OCR for page 11
SECTION III--TYPE OF PROBLEM BEING ADDRESSED EXHIBIT III-5 brain injury across a variety of crash-related factors Distribution of Motorcycle Fatalities including crash type, speed limit, highway type and in 2004 in which Speeding Was Cited alcohol involvement (Bigelow, 2001). Another study As a Factor Source: NHTSA, 2006b found that riders not wearing helmets were found to be three times more likely to have head injuries Speeding requiring either EMS transport or hospitalization 37% or resulting in death than motorcyclists who were helmeted (Finison, 2001). Speeding is one of the factors that increases the odds of a motorcyclist being at fault in a collision (Kim, Not 2001). Exhibit III-5 shows that speed is a contributing Speeding 63% factor in fatal crashes 37 percent of the time, which is about twice the rate for drivers of passenger cars or light trucks (NHTSA, 2006b). Alcohol involvement among motorcycle riders is higher than all other vehicle types (passenger cars, SUVs, vans, and pickups [NHTSA, 2005]). The operation of a motorcycle combined with alcohol can lead to deadly consequences for motorcycle riders and passengers. In fact, riding a motorcycle while under the influence of alcohol is a leading cause of fatal crashes involving motorcycles. Exhibit III-6 illustrates the distribution of blood alcohol level in fatal crashes. Licensing programs are necessary to measure the readiness of riders to ride safely on the road. Many riders, however, avoid the licensing process and ride illegally. In 2006, one in four motorcycle operators (24 percent) involved in fatal crashes was operating the vehicle with an invalid license, as illustrated in Exhibit III-7. This compares with only 13 percent of drivers of passenger vehicles involved in fatal crashes without a valid license (FARS, 2006). Typically, riders who are operating a motorcycle with an invalid license are actually operating a vehicle "out of class," meaning that the rider has an automobile license but the EXHIBIT III-7 Distribution of Motorcycle Fatalities in 2006 by Proper Licensing of Rider EXHIBIT III-6 Source: FARS, 2006 Alcohol Level Distribution of Motorcycle Fatalities in 2006 Unknown Improperly 1% Source: FARS, 2006 Licensed 24% BAC 0.08+ 28% BAC 0.01-0.08 6% BAC 0.00 66% Properly Licensed 75% III-4

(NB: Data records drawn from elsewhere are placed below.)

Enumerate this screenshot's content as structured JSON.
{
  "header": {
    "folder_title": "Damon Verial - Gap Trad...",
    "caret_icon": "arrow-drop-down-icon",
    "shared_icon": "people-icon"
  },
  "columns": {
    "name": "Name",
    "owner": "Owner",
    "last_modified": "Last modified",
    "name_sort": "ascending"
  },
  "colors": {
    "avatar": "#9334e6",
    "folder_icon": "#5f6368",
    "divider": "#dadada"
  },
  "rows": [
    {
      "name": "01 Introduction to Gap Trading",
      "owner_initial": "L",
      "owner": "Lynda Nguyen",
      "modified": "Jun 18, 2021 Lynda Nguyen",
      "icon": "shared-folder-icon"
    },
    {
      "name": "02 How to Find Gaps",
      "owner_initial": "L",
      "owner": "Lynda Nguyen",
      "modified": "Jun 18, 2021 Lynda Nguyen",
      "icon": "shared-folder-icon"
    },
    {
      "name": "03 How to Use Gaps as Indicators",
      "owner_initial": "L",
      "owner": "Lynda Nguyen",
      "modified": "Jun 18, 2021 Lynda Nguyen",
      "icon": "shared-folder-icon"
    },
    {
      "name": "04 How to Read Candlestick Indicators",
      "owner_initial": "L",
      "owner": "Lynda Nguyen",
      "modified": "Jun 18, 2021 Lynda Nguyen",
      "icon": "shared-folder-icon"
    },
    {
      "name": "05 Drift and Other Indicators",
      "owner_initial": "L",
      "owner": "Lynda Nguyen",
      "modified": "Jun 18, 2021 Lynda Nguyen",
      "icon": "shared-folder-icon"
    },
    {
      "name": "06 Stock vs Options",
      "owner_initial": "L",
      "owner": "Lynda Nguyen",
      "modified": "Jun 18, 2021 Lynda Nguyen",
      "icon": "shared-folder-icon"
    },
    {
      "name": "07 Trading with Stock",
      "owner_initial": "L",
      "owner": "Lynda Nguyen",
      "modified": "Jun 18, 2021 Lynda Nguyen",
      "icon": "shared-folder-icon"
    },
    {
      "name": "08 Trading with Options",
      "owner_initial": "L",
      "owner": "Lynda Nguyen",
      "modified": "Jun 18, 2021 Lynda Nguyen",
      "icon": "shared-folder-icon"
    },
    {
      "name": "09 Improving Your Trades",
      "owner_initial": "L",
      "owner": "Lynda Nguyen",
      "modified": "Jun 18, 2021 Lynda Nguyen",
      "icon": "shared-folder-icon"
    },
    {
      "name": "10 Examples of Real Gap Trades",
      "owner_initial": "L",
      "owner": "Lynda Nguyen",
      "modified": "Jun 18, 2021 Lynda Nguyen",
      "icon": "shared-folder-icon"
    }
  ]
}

OCR for page 11
SECTION III--TYPE OF PROBLEM BEING ADDRESSED license is not lawfully endorsed for motorcycle EXHIBIT III-8 operation. Age Distribution of Motorcycle Fatalities in 2006 An interesting trend in motorcycle safety is the changing Source: FARS, 2006 distribution of motorcycle fatalities by age group. Unknown Exhibit III-8 presents the age distribution of motorcycle 0% Under 20 fatalities in 2006. While the exhibit does not demonstrate 5% 50 & Over any trends over recent years, older motorcyclists have 24% become proportionately more involved in fatal crashes. In fact, the number of fatalities in the over-40 age group 20-29 26% has been steadily increasing since 1992. This could be due to a combination of the aging of the younger population of users, or it could be due to an increase in new motorcyclists among the older population. 40-49 24% 30-39 21% III-5